Real-World Reference: Moving Beyond Theory

Certificate Eligibility: 
10 ARC, 1.5 CEU
2 days
Max Attendees: 

As anyone providing reference services to users knows, archival reference is more than handing out boxes and watching the reading room. This two-day workshop is designed to provide an overview of traditional reference service and the challenges introduced by online databases, collections, and service venues such as email and chat.


Part 1 is geared toward front-line reference professionals and focuses on the reference interaction, including orientation, the entrance and exit interviews, and providing research instruction and outreach.


Part 2 concentrates on management of reference services, including copyright, mission, and establishing and implementing reference policies and procedures. Through lecture, exercises, and group discussion, you'll learn about developing mission statements, establishing policies and procedures, copyright basics, interlibrary loan, retrieval and handling of materials, effective use of Internet resources, and evaluating reference services.


Part 1 and Part 2 are offered both together and separately.

Learning Outcomes: 
Sharpen reference skills, such as conducting an interview, developing a reference policies and procedures manual, balancing best practices for reference service and ensuring security, and integrating outreach and evaluation into the program
Describe the unique challenges of providing service to users in an archival setting
Examine the place of reference in the management of archives and how to best advocate for user services
Discover effective ways to handle remote use, including postal, email, and online chat requests
Consider effective methods for working with non-traditional users, such as K-12 students and those using digital surrogates via your website
Recognize the value of outreach to patrons (and prospective patrons) to the entire archives program
Who Should Attend?: 

Part 1: Beginning and intermediate archivists


Part 2: Seasoned archivists, as discussions build on knowledge learned in Part 1 about reference management, electronic resources, and interactions with nontraditional patron groups.

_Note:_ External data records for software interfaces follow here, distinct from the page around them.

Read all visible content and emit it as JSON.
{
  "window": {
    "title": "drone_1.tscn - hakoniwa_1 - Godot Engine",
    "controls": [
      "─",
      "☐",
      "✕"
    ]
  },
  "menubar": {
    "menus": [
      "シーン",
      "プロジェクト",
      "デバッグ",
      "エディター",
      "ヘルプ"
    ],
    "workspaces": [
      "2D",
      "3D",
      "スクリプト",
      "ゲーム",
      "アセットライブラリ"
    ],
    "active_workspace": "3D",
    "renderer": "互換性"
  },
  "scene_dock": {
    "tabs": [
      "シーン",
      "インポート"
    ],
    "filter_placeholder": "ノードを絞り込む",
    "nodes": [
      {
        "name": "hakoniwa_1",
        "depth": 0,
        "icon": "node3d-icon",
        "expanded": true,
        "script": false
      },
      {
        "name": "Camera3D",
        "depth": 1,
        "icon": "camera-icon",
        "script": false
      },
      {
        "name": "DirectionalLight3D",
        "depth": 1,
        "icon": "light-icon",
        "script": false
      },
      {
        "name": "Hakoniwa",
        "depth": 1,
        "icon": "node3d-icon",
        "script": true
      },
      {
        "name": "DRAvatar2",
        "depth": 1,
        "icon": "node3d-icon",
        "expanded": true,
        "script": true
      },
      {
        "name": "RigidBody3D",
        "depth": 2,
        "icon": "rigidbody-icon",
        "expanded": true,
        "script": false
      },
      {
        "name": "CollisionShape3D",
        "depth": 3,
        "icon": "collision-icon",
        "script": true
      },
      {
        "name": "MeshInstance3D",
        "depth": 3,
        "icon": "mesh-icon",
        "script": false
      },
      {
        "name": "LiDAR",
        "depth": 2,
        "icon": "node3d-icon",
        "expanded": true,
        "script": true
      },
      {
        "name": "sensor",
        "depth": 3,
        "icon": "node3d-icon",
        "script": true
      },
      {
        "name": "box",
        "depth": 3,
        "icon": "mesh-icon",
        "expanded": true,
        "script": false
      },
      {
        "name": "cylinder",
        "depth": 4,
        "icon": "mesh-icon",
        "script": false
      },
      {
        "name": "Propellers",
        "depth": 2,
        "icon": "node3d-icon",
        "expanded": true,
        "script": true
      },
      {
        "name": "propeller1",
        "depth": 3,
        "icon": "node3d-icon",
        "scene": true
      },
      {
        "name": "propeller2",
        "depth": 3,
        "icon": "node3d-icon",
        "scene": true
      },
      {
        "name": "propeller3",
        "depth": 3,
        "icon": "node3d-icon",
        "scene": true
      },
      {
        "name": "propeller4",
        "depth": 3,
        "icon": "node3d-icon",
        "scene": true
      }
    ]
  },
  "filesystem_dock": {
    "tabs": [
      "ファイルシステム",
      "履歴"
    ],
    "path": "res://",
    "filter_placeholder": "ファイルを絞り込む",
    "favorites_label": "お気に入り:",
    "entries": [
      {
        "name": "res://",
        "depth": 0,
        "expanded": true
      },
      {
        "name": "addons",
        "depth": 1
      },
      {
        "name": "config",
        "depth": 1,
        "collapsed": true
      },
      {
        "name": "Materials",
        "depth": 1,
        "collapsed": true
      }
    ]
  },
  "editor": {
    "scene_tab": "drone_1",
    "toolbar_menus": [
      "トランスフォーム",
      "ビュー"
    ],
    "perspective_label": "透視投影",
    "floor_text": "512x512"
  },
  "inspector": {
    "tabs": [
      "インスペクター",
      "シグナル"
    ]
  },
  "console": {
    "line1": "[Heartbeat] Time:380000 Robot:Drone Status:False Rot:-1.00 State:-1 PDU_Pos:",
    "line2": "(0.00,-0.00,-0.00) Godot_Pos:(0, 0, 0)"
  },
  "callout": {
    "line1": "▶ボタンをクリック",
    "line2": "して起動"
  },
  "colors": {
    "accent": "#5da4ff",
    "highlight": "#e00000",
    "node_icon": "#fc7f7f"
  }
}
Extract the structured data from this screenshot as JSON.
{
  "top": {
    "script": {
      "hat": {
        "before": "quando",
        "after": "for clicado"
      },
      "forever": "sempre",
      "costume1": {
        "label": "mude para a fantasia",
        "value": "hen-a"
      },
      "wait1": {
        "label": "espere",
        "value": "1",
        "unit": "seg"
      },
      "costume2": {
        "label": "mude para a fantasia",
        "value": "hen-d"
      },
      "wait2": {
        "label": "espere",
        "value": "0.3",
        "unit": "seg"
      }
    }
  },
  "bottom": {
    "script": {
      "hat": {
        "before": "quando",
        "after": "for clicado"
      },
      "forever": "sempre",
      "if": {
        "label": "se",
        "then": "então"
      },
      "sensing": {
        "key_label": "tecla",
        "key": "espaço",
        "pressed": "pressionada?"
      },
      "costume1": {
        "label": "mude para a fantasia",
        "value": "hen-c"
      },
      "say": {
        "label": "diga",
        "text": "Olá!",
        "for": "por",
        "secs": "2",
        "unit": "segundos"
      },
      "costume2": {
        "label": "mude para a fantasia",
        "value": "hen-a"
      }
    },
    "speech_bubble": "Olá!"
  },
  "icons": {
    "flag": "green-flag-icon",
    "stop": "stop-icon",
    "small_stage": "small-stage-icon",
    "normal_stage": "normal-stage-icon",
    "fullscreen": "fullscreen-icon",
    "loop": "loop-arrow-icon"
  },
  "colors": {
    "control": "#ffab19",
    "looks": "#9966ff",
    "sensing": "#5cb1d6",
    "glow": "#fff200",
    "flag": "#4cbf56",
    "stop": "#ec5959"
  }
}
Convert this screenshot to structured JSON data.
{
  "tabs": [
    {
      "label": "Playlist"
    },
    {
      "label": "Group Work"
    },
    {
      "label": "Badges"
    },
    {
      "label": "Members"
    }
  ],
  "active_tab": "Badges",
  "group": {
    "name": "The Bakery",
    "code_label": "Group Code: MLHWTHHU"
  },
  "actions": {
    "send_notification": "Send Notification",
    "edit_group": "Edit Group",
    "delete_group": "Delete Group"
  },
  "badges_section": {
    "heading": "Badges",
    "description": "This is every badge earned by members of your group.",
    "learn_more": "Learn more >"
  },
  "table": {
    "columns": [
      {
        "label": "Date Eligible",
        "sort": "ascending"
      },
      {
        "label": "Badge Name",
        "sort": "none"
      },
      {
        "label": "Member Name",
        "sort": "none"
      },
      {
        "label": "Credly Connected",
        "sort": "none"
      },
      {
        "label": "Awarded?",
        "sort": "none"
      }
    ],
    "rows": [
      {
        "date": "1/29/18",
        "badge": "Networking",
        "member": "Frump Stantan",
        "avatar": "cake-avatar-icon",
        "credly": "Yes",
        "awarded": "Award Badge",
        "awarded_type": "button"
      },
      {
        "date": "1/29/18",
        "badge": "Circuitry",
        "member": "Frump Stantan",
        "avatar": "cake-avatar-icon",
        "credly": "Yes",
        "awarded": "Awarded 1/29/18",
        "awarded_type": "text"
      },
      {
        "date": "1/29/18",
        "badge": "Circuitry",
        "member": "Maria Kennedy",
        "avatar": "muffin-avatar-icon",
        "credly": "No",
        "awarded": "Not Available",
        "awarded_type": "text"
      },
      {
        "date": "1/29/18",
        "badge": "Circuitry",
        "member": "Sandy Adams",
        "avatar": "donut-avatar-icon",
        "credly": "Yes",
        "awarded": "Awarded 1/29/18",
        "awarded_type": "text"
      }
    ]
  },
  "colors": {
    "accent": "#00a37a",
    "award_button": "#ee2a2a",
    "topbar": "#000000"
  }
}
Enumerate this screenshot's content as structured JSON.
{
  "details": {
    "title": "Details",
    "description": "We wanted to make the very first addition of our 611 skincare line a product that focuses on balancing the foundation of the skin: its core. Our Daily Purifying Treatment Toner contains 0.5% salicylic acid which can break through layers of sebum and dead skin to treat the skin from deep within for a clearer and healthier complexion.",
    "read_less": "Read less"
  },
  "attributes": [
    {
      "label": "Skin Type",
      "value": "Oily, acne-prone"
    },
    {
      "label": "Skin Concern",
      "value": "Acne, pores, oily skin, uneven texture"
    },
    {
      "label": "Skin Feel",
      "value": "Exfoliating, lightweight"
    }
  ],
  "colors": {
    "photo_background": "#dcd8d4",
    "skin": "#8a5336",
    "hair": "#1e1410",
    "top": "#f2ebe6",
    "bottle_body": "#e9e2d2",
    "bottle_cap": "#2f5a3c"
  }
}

"The workshop helped add to my knowledge of reference in an archival setting, which supplemented my academic reference courses, which dealt primarily with libraries." — Ariel Segal
"Generally I hate group exercises, but these were done very well, especially the Researcher/Archivist 'what is the real question' and the five questions a reference provider needs to ask the customer." — Joan Gosnell
"Exercises, group discussions. They gave me examples of other ways to approach users." — Sonia Spurlock
"I found the information on copyright the most interesting because it helps me both in my own research work and in being on the reference to know what can be allowed and what can't be."
"I came hoping to get ideas/learn best practices regarding reference policies/management, and I did—a lot!" — Carole Prietto
"Workbook is great! Extra pages for notes used. Bibliography will assist in future situations." — Iris Godwin
Co-Sponsor Provides: 
  • Classroom: 6-foot tables with two chairs each or 8-foot tables with three chairs each
  • Enough space OR a separate space for the ability to break out into groups
  • Lectern placed at the front of the room to the left of the screen
  • Instructor workstation (a PC or laptop that has a USB port, runs standard MS Office software, and has PowerPoint)
  • LCD projector and replacement bulb for the LCD projector
  • Projection screen
  • Lapel microphone
  • A whiteboard, erasable markers, and eraser or a flip chart with markers
  • Coffee/tea/water for morning break
  • Water/assorted soft drinks for afternoon break